**Source material**
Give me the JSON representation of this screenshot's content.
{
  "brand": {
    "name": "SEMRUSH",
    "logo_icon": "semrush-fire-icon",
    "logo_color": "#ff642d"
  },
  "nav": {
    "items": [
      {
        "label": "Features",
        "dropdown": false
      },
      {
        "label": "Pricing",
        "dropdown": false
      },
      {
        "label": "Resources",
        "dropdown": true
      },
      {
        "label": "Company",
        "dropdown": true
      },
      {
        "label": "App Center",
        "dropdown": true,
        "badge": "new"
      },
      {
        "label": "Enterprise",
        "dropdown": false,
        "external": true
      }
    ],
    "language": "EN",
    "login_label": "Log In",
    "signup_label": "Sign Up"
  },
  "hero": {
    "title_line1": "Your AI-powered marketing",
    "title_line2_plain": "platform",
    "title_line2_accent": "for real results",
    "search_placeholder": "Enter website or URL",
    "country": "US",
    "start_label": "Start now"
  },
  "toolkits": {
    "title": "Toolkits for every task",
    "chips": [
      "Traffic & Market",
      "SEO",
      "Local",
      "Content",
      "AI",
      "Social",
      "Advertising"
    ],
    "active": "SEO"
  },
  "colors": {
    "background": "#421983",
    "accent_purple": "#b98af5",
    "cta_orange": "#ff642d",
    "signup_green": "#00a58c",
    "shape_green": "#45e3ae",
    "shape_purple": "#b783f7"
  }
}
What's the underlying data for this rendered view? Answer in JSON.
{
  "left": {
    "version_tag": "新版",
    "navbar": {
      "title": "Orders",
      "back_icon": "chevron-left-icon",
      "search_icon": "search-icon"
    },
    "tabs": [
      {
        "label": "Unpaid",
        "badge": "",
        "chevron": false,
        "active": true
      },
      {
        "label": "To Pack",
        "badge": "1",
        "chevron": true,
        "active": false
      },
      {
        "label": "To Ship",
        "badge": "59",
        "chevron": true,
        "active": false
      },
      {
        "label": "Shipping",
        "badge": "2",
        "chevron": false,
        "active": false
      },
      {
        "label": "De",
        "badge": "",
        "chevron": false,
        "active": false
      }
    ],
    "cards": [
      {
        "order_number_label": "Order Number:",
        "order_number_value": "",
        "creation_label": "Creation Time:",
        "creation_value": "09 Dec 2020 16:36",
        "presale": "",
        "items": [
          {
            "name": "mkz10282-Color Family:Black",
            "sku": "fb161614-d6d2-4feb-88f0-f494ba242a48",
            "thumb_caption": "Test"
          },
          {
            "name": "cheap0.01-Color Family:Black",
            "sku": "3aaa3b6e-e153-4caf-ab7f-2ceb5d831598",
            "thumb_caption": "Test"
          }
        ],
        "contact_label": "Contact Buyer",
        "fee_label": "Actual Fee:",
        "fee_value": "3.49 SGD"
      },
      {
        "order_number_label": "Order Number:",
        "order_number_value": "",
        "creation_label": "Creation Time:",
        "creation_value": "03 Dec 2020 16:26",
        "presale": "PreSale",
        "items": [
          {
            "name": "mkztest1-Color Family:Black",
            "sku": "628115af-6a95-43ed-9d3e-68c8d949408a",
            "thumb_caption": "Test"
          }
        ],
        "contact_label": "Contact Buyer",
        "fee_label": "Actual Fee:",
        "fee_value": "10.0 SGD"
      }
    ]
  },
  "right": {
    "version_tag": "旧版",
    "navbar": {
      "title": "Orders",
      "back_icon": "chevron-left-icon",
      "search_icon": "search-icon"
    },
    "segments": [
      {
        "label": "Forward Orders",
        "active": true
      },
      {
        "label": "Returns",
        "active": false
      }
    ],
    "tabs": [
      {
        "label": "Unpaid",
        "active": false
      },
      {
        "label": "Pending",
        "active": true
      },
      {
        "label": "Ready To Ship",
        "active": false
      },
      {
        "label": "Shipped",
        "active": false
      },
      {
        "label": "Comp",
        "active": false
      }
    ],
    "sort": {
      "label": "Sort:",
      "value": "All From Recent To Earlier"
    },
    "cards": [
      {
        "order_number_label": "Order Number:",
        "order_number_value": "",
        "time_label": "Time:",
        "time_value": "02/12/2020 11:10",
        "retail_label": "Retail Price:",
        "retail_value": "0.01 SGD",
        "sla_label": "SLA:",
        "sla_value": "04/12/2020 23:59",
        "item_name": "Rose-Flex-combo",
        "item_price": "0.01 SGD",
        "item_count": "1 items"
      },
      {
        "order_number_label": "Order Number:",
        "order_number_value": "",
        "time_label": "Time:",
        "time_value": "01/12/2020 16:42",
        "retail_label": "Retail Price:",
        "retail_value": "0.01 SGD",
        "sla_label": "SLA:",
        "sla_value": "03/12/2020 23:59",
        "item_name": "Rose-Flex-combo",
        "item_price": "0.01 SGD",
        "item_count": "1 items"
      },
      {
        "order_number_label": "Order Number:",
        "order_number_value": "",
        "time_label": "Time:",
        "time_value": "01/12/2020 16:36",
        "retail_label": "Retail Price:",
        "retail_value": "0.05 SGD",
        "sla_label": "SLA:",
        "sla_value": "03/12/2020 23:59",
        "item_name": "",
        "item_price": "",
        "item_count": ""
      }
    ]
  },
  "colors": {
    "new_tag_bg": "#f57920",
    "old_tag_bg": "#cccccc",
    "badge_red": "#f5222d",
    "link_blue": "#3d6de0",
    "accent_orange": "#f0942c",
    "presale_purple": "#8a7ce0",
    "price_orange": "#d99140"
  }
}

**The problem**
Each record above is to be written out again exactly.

**Response for this exercise**
Give me the JSON representation of this screenshot's content.
{
  "brand": {
    "name": "SEMRUSH",
    "logo_icon": "semrush-fire-icon",
    "logo_color": "#ff642d"
  },
  "nav": {
    "items": [
      {
        "label": "Features",
        "dropdown": false
      },
      {
        "label": "Pricing",
        "dropdown": false
      },
      {
        "label": "Resources",
        "dropdown": true
      },
      {
        "label": "Company",
        "dropdown": true
      },
      {
        "label": "App Center",
        "dropdown": true,
        "badge": "new"
      },
      {
        "label": "Enterprise",
        "dropdown": false,
        "external": true
      }
    ],
    "language": "EN",
    "login_label": "Log In",
    "signup_label": "Sign Up"
  },
  "hero": {
    "title_line1": "Your AI-powered marketing",
    "title_line2_plain": "platform",
    "title_line2_accent": "for real results",
    "search_placeholder": "Enter website or URL",
    "country": "US",
    "start_label": "Start now"
  },
  "toolkits": {
    "title": "Toolkits for every task",
    "chips": [
      "Traffic & Market",
      "SEO",
      "Local",
      "Content",
      "AI",
      "Social",
      "Advertising"
    ],
    "active": "SEO"
  },
  "colors": {
    "background": "#421983",
    "accent_purple": "#b98af5",
    "cta_orange": "#ff642d",
    "signup_green": "#00a58c",
    "shape_green": "#45e3ae",
    "shape_purple": "#b783f7"
  }
}
What's the underlying data for this rendered view? Answer in JSON.
{
  "left": {
    "version_tag": "新版",
    "navbar": {
      "title": "Orders",
      "back_icon": "chevron-left-icon",
      "search_icon": "search-icon"
    },
    "tabs": [
      {
        "label": "Unpaid",
        "badge": "",
        "chevron": false,
        "active": true
      },
      {
        "label": "To Pack",
        "badge": "1",
        "chevron": true,
        "active": false
      },
      {
        "label": "To Ship",
        "badge": "59",
        "chevron": true,
        "active": false
      },
      {
        "label": "Shipping",
        "badge": "2",
        "chevron": false,
        "active": false
      },
      {
        "label": "De",
        "badge": "",
        "chevron": false,
        "active": false
      }
    ],
    "cards": [
      {
        "order_number_label": "Order Number:",
        "order_number_value": "",
        "creation_label": "Creation Time:",
        "creation_value": "09 Dec 2020 16:36",
        "presale": "",
        "items": [
          {
            "name": "mkz10282-Color Family:Black",
            "sku": "fb161614-d6d2-4feb-88f0-f494ba242a48",
            "thumb_caption": "Test"
          },
          {
            "name": "cheap0.01-Color Family:Black",
            "sku": "3aaa3b6e-e153-4caf-ab7f-2ceb5d831598",
            "thumb_caption": "Test"
          }
        ],
        "contact_label": "Contact Buyer",
        "fee_label": "Actual Fee:",
        "fee_value": "3.49 SGD"
      },
      {
        "order_number_label": "Order Number:",
        "order_number_value": "",
        "creation_label": "Creation Time:",
        "creation_value": "03 Dec 2020 16:26",
        "presale": "PreSale",
        "items": [
          {
            "name": "mkztest1-Color Family:Black",
            "sku": "628115af-6a95-43ed-9d3e-68c8d949408a",
            "thumb_caption": "Test"
          }
        ],
        "contact_label": "Contact Buyer",
        "fee_label": "Actual Fee:",
        "fee_value": "10.0 SGD"
      }
    ]
  },
  "right": {
    "version_tag": "旧版",
    "navbar": {
      "title": "Orders",
      "back_icon": "chevron-left-icon",
      "search_icon": "search-icon"
    },
    "segments": [
      {
        "label": "Forward Orders",
        "active": true
      },
      {
        "label": "Returns",
        "active": false
      }
    ],
    "tabs": [
      {
        "label": "Unpaid",
        "active": false
      },
      {
        "label": "Pending",
        "active": true
      },
      {
        "label": "Ready To Ship",
        "active": false
      },
      {
        "label": "Shipped",
        "active": false
      },
      {
        "label": "Comp",
        "active": false
      }
    ],
    "sort": {
      "label": "Sort:",
      "value": "All From Recent To Earlier"
    },
    "cards": [
      {
        "order_number_label": "Order Number:",
        "order_number_value": "",
        "time_label": "Time:",
        "time_value": "02/12/2020 11:10",
        "retail_label": "Retail Price:",
        "retail_value": "0.01 SGD",
        "sla_label": "SLA:",
        "sla_value": "04/12/2020 23:59",
        "item_name": "Rose-Flex-combo",
        "item_price": "0.01 SGD",
        "item_count": "1 items"
      },
      {
        "order_number_label": "Order Number:",
        "order_number_value": "",
        "time_label": "Time:",
        "time_value": "01/12/2020 16:42",
        "retail_label": "Retail Price:",
        "retail_value": "0.01 SGD",
        "sla_label": "SLA:",
        "sla_value": "03/12/2020 23:59",
        "item_name": "Rose-Flex-combo",
        "item_price": "0.01 SGD",
        "item_count": "1 items"
      },
      {
        "order_number_label": "Order Number:",
        "order_number_value": "",
        "time_label": "Time:",
        "time_value": "01/12/2020 16:36",
        "retail_label": "Retail Price:",
        "retail_value": "0.05 SGD",
        "sla_label": "SLA:",
        "sla_value": "03/12/2020 23:59",
        "item_name": "",
        "item_price": "",
        "item_count": ""
      }
    ]
  },
  "colors": {
    "new_tag_bg": "#f57920",
    "old_tag_bg": "#cccccc",
    "badge_red": "#f5222d",
    "link_blue": "#3d6de0",
    "accent_orange": "#f0942c",
    "presale_purple": "#8a7ce0",
    "price_orange": "#d99140"
  }
}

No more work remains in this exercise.